**Work required:** Only lines containing the word "VERSOUD" belong in the answer; copy each one from the records.

Stored data entries:
=== Begin Enclosure ===

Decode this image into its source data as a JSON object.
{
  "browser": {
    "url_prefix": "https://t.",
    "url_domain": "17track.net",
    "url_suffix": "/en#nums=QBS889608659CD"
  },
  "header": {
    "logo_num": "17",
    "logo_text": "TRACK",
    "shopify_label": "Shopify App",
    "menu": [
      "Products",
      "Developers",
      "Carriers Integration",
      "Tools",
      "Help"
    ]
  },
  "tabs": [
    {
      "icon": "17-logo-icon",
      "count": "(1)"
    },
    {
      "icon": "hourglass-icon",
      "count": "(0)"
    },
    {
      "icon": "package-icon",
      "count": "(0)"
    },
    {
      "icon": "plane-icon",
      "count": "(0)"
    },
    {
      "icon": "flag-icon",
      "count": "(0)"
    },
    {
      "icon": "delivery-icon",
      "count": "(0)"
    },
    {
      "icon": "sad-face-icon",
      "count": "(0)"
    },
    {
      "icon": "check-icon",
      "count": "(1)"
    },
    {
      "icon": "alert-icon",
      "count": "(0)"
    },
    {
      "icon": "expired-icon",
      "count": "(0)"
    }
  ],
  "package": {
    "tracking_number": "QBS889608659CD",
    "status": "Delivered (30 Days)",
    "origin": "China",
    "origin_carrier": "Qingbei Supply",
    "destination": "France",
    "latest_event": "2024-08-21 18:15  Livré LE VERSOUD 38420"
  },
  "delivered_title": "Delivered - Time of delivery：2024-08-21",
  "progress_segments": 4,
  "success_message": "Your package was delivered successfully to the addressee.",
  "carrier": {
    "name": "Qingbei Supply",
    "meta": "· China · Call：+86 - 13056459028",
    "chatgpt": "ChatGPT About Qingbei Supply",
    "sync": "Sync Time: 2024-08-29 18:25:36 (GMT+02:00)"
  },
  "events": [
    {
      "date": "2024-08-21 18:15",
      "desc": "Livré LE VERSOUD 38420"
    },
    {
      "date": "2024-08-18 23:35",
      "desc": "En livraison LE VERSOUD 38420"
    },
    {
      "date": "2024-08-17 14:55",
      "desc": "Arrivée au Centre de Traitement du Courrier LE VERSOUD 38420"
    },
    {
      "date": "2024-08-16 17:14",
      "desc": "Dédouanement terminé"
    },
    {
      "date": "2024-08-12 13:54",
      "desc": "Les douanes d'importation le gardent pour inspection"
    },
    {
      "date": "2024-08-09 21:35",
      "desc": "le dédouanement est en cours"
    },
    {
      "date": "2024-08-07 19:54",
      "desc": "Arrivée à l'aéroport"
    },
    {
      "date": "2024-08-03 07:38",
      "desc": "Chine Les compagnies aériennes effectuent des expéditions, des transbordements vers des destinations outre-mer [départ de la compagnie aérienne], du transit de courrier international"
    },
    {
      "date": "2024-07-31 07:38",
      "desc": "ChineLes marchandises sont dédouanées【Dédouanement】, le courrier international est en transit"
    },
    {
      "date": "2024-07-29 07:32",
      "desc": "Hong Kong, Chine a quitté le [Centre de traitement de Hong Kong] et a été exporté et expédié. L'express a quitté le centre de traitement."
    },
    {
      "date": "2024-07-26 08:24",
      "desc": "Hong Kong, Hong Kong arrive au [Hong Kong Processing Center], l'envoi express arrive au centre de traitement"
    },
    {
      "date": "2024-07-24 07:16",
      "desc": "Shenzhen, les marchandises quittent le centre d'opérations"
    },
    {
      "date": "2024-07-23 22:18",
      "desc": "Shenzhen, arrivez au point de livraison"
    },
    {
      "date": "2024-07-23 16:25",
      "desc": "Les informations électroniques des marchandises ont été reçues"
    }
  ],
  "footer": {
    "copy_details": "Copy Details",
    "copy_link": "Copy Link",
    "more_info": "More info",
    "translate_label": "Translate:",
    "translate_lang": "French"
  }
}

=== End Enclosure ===

**Result:**
    "latest_event": "2024-08-21 18:15  Livré LE VERSOUD 38420"
      "desc": "Livré LE VERSOUD 38420"
      "desc": "En livraison LE VERSOUD 38420"
      "desc": "Arrivée au Centre de Traitement du Courrier LE VERSOUD 38420"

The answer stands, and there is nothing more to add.